Jesus’s invitation is wonderfully to all. It correlates, I think to the Hebrews passage at least in terms of the faith that’s called for. I have found the endeavor to accept this invitation to be helpful in itself. I then know I’m not there, but I’m making every effort to do so. I do this by quoting this passage again and again, hopefully prayerfully, trying to think and meditate on just what this means for me, what I’m to do, how I’m to enter into it by faith. In that I’m attempting to make the full effort.

By the way, it’s a mistake to think that somehow we have to be perfect on our side. We’re not going to be, plain and simple. God looks at the sincerity of our heart, and our dependence on him in the midst of all our weakness.

This is something I want to be committed to. There’s probably a lot more that needs to be said to counter mistaken ideas about this. But I leave it there for now. All of this as always, in and through Jesus.

what I would like to settle into, if only I knew how

No one can map out just what they’re going to be and do. We each have gifts, things we enjoy doing and can learn to do well in. All from God. In Christ’s body, there are different gifts given to each by the Spirit for the church. We need to discern what they are with the help of others. Listening carefully to what others say about what we do, as well as simply settling into what can do well is a good start.

For me at this late stage in life I know I enjoy writing. I actually enjoy sharing a message from Scripture on Sundays at the nursing home, as well. I find a propensity in myself to get off into areas which I would just as soon avoid. But I find that if one takes all of the Bible seriously, and our Lord’s teaching alone, there are places the church needs to go which are uncomfortable. Christ could not avoid controversy for sure, and it is a mistake to think that his followers can.

That said, I would like to aim for an increasingly quiet seeking of wisdom, along with a gentle sharing of such. Such wisdom is ideally steeped in the wisdom books of Scripture, but can’t be bereft of the input and impact of all the rest. And you can see such conviction within the wisdom literature itself. Wisdom simply defined is beginning to understand what is good and suitable for our lives and all of life, and adjusting our lives to that.

I would like to be a gentle seeker and sharer of wisdom. For all, and especially to help people find the wisdom of God in Jesus. I work at Our Daily Bread Ministries which has the goal of making the life-changing wisdom of the Bible clear and accessible to all. So I’m definitely influenced by that, and I find the same passion in the good church we’re a part of.

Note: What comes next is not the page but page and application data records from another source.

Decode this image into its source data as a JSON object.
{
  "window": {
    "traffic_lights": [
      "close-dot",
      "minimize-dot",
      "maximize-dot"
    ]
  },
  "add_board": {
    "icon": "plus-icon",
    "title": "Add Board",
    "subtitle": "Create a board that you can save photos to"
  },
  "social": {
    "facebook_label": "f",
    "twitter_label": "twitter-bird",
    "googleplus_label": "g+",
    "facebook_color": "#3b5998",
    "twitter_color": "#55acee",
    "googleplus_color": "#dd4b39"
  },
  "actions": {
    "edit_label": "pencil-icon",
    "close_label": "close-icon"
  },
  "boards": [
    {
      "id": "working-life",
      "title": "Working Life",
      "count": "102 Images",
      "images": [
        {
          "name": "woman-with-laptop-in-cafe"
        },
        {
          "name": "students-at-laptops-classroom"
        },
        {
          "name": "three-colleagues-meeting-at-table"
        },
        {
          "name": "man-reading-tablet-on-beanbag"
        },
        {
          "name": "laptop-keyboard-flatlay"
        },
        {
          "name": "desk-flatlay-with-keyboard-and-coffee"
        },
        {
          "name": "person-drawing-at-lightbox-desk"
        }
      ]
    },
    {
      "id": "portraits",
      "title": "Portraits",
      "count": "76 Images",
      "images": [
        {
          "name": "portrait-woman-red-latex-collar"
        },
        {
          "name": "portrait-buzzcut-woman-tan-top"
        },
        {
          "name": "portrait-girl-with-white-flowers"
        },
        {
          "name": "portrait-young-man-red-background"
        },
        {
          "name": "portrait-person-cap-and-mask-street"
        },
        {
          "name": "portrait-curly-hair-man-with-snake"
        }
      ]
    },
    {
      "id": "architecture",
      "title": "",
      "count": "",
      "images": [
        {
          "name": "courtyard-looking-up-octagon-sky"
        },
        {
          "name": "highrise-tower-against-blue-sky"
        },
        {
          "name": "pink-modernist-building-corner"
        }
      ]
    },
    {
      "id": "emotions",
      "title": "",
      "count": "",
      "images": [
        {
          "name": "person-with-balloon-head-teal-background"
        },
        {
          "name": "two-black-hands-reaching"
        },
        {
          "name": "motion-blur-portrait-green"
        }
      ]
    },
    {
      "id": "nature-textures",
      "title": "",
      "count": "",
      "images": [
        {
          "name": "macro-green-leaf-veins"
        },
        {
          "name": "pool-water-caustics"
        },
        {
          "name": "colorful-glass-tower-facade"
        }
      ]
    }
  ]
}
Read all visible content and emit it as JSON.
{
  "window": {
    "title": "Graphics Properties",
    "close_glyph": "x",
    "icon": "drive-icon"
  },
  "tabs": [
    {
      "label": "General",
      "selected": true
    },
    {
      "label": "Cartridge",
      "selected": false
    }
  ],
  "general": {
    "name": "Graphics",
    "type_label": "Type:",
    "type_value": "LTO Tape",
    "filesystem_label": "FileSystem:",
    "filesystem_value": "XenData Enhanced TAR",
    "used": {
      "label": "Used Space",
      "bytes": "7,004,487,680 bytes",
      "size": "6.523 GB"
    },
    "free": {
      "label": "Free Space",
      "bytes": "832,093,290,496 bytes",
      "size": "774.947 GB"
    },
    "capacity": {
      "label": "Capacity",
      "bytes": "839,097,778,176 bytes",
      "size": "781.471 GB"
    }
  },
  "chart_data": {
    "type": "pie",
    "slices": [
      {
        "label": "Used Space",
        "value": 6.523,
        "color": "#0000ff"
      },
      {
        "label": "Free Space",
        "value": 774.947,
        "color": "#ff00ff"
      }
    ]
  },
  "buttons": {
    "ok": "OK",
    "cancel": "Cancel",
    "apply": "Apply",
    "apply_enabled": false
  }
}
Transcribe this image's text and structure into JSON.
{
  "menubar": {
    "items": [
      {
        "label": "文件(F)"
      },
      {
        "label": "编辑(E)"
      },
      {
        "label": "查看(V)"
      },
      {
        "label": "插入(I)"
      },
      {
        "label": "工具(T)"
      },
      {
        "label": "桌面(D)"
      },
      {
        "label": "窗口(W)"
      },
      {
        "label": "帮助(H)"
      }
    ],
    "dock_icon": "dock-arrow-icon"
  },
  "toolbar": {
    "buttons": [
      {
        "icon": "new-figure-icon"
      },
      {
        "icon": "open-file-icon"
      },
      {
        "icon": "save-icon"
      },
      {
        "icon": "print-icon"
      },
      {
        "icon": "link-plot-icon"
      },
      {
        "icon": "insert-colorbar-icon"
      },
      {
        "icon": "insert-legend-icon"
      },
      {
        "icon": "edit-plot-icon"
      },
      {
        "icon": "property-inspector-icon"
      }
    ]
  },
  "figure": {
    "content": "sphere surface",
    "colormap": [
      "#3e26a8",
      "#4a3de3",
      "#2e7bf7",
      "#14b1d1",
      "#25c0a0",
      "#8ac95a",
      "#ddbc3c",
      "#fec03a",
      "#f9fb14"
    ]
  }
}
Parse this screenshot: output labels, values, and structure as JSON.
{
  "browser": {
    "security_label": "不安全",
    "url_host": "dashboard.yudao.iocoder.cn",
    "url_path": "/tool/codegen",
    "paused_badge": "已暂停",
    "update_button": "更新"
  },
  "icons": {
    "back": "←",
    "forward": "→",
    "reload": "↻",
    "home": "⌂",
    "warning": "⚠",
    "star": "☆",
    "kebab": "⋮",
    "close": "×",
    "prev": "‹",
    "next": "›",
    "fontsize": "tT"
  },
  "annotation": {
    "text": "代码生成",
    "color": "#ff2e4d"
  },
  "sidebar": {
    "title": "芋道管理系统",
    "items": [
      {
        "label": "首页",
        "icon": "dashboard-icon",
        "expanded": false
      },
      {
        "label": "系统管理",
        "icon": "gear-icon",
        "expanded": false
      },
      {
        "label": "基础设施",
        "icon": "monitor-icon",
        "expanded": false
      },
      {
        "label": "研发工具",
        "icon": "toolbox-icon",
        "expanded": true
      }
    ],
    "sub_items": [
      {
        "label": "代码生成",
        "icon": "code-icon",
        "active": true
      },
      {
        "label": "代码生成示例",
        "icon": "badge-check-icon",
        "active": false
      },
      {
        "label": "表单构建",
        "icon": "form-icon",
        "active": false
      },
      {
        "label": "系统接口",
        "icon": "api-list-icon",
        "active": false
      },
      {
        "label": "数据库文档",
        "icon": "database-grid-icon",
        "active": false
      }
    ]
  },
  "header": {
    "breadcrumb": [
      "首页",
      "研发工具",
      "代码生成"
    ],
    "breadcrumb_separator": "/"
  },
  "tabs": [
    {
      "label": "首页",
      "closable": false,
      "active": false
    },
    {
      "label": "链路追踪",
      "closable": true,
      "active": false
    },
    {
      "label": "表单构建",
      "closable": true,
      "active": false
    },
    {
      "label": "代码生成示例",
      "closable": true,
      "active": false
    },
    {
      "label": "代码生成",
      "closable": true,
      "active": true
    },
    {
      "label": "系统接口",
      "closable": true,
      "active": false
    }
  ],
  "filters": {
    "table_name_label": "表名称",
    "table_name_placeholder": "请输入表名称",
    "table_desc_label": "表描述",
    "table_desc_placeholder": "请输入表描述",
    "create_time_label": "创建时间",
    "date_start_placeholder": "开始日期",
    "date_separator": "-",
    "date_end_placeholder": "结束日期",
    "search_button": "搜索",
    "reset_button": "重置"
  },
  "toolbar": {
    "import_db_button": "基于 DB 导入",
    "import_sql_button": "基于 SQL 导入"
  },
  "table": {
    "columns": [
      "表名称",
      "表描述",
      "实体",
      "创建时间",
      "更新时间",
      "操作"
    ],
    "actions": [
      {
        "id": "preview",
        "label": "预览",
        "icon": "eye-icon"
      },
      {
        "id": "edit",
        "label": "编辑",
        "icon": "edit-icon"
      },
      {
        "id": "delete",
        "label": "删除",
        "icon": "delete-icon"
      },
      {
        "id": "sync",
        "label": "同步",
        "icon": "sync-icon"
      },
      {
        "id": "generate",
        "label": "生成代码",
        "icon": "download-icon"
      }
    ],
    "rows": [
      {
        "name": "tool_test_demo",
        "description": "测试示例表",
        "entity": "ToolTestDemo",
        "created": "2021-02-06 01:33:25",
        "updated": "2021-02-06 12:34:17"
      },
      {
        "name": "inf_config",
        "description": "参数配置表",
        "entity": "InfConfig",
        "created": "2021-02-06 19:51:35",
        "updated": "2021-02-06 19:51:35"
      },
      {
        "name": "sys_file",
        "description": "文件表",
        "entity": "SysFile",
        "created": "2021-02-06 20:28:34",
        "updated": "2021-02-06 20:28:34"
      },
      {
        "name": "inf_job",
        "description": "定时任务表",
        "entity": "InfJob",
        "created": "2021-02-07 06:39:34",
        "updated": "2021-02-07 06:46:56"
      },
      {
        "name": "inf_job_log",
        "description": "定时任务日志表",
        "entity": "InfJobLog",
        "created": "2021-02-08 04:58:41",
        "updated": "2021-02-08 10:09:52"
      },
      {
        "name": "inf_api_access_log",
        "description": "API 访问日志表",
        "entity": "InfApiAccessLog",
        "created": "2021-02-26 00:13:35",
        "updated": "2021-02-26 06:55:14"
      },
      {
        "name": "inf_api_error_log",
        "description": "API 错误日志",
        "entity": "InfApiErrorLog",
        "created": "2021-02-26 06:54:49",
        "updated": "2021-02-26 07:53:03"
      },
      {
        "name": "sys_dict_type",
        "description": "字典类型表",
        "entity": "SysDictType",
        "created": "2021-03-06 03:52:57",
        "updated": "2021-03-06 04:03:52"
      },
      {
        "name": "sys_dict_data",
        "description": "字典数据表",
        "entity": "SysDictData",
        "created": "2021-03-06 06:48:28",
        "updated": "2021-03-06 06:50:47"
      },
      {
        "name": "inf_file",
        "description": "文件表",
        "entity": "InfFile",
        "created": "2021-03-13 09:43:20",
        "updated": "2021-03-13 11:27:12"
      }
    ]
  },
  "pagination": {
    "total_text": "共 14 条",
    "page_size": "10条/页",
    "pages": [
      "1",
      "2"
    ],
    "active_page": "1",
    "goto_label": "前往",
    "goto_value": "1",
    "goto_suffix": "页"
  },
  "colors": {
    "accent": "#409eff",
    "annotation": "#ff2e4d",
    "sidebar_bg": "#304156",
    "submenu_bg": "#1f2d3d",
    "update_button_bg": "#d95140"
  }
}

I would like to hone what gift I have to be more along this line. Gathered from decades in Scripture and life. With some successes and failures along the way. I would like to be under the discipline of wisdom all the more for my own life, so that in my limited way, I can share that by example and word with others. Of course this comes from interacting with God through Scripture and by the Spirit, in relationship with God and others. In and through Jesus.